By the early 1500s, Europeans were growing accustomed to the idea that the New World was, in fact, not Asia—but many financiers were still convinced there was a trade route that connected the Atlantic and Pacific. Francis I of France commissioned Giovanni de Verrazzano to explore the North American coast in the hope of locating this mythical passage. He visited areas of what is now Florida, North Carolina, New York, and Rhode Island, encountering various Native peoples and probably confusing the hell out of them in his search for a strait that simply wasn’t there. He returned to France with a lot of knowledge about indigenous American life—but little else. So, Francis I sent de Verrazzano back to the New World, where he explored the Gulf of Mexico and various islands in the Caribbean before meeting a gruesome fate at the hands of cannibals near what is now Jamaica.
Jacques Cartier (1491–1557)
After de Verrazzano failed to locate a New World Passage to Asia, the undeterred King Francis sent fellow Frenchman Jacques Cartier to locate the non-existent route. Cartier made it further inland than many of his predecessors; he sailed into what is now the Gulf of St. Lawrence during his voyage (thereby ‘discovering’ Prince Edward Island), and established contact with Iriquois tribes as far west as the St. Lawrence River during the second trip.
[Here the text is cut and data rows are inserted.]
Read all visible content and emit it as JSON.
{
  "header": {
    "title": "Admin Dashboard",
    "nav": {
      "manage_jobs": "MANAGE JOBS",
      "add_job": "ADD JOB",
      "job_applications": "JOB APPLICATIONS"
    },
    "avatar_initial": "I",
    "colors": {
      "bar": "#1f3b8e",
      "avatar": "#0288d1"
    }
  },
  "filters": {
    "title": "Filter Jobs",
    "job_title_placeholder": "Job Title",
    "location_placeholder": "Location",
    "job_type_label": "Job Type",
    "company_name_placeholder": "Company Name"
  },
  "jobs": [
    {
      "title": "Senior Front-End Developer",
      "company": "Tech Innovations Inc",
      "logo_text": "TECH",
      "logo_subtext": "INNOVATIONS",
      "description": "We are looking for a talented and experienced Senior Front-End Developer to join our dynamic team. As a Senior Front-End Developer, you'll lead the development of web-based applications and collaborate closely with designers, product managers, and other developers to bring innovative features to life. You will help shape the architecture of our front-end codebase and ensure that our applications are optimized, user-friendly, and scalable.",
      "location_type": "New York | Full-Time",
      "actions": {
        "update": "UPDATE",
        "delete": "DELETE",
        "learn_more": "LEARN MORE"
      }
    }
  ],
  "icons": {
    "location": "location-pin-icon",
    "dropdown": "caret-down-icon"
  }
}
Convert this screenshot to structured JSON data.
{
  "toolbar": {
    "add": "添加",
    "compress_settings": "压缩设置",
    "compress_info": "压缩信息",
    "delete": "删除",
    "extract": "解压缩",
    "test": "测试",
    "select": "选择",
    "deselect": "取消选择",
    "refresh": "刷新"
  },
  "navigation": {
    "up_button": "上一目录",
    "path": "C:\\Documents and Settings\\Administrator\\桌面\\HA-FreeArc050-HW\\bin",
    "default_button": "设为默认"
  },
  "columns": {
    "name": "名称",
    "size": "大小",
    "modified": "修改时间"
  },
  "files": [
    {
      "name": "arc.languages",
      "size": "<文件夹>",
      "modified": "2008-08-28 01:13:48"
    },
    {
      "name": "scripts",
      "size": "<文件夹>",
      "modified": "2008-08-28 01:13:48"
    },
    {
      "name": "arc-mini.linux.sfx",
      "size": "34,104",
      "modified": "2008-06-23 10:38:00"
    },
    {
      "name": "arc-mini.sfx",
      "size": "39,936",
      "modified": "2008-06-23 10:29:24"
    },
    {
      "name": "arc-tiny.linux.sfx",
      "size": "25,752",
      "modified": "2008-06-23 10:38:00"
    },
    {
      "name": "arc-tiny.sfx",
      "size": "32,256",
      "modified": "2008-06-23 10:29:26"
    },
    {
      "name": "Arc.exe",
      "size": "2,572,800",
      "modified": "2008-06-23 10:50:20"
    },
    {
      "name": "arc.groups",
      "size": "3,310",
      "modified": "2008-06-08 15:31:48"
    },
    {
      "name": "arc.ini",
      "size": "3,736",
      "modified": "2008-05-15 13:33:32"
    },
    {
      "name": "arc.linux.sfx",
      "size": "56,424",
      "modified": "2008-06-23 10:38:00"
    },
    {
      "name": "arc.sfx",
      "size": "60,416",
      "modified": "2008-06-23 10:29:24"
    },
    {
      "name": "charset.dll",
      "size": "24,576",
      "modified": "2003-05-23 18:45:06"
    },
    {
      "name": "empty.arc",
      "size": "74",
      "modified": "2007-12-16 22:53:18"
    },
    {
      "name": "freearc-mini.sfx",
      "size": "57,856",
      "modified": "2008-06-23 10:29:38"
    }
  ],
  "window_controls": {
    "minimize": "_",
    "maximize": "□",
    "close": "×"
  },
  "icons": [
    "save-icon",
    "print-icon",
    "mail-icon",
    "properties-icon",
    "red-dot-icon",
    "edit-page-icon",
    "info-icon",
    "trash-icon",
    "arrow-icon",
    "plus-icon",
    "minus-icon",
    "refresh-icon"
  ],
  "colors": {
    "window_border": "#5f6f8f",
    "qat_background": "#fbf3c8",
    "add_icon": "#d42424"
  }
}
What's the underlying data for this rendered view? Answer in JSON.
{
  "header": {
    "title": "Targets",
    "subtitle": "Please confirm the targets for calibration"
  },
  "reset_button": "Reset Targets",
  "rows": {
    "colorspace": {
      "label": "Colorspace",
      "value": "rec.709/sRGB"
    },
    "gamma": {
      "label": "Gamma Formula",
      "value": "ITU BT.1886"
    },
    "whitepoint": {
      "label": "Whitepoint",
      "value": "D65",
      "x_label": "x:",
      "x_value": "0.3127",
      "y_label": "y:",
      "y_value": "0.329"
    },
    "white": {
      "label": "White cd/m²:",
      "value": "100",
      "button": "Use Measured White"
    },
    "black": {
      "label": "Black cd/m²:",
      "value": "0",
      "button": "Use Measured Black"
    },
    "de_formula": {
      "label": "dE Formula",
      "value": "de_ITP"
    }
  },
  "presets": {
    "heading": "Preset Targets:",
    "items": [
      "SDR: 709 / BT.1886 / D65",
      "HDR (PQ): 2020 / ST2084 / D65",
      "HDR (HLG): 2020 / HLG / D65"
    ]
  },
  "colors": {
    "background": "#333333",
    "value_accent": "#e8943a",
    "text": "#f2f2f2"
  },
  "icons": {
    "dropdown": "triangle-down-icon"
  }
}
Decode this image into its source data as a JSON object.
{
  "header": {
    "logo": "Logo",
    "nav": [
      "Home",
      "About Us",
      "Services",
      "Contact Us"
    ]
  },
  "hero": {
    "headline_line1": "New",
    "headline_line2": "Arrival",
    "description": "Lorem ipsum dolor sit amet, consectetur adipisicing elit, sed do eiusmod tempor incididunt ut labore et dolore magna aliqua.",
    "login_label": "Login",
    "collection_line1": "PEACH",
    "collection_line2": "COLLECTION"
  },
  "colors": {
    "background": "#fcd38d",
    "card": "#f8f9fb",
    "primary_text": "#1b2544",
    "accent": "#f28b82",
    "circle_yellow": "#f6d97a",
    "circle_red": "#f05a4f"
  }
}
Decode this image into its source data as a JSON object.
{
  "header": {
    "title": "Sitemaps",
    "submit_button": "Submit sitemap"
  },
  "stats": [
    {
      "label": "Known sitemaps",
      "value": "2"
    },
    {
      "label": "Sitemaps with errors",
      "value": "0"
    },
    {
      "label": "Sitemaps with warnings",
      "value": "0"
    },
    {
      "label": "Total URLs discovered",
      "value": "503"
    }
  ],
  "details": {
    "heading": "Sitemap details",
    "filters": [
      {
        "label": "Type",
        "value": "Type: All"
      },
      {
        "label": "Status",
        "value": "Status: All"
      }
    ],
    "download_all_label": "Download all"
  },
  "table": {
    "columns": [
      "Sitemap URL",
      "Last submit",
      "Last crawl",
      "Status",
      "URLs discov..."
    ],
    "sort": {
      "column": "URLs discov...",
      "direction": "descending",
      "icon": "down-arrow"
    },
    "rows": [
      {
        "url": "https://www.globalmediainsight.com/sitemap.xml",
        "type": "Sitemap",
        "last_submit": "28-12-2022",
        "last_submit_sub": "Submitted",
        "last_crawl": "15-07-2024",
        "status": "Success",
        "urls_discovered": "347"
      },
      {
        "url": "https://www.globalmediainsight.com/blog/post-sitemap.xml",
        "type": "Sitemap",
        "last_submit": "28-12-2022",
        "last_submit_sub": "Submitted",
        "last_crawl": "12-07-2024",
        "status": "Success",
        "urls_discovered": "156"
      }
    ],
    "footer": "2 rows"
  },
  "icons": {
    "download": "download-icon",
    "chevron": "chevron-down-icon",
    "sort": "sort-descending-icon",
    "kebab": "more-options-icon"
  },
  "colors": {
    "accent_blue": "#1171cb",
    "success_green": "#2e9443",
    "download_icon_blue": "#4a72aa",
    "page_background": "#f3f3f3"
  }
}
Cartier was much more imaginative than other explorers of his time; he returned to France and promised the king that ‘vast riches’ lay further west, as well as a massive river rumored to stretch 2,000 miles in length that most likely led to Asia. Of course, we now know this river (the Mississippi) actually flows to Louisiana, but hindsight is 20/20. Cartier did succeed in royally pissing off the Iriquois, and his testy relationship with the tribe set the precedent for settler-Native dealings for centuries to come.
Henry Hudson (1570?-1611?)
This famous Englishman was among the first Europeans to extensively explore the eastern coast of North America. He and his crew established trade with indigenous peoples of Nova Scotia, traveled up the then-unexplored river that now bears his name, and recorded sightings of large whale pods off the coast of Greenland that later proved instrumental to the whaling industry. However, Hudson’s three voyages were still a disappointment; his ultimate goal was to locate a ‘Northeast Passage’ that directly connected European trading vessels to the Asian mainland, which he was unable to find for one simple reason: it didn’t exist. The Arctic Ocean proved impassable due to large blocks of ice and the Panama Canal was a few centuries away. As for Hudson, his crew had quite enough of this ‘Northeast Passage’ rubbish after the third go-round and staged a mutiny; the explorer paddled off in a rowboat with his son and seven other crewmen, and they were never seen again.
William Clark (1770–1838) and
Meriwether Lewis (1774–1809)
The Lewis and Clark expedition to the Pacific was mostly successful, but the explorers did manage to get lost near the Missouri River. Their routes were largely based on the accounts of fur traders, but certain stretches relied on anecdotal information from local Native guides. Naturally, some of their directions were better than others. After heading east from Mandan settlements, Lewis and Clark reached a previously unmentioned fork in the river, and the dilemma of deciding which fork was actually the Missouri proved time-consuming. After a week of scouting reports and probably a good deal of campfire bickering, the explorers chose the southern fork—which, as it turned out, was the correct assessment.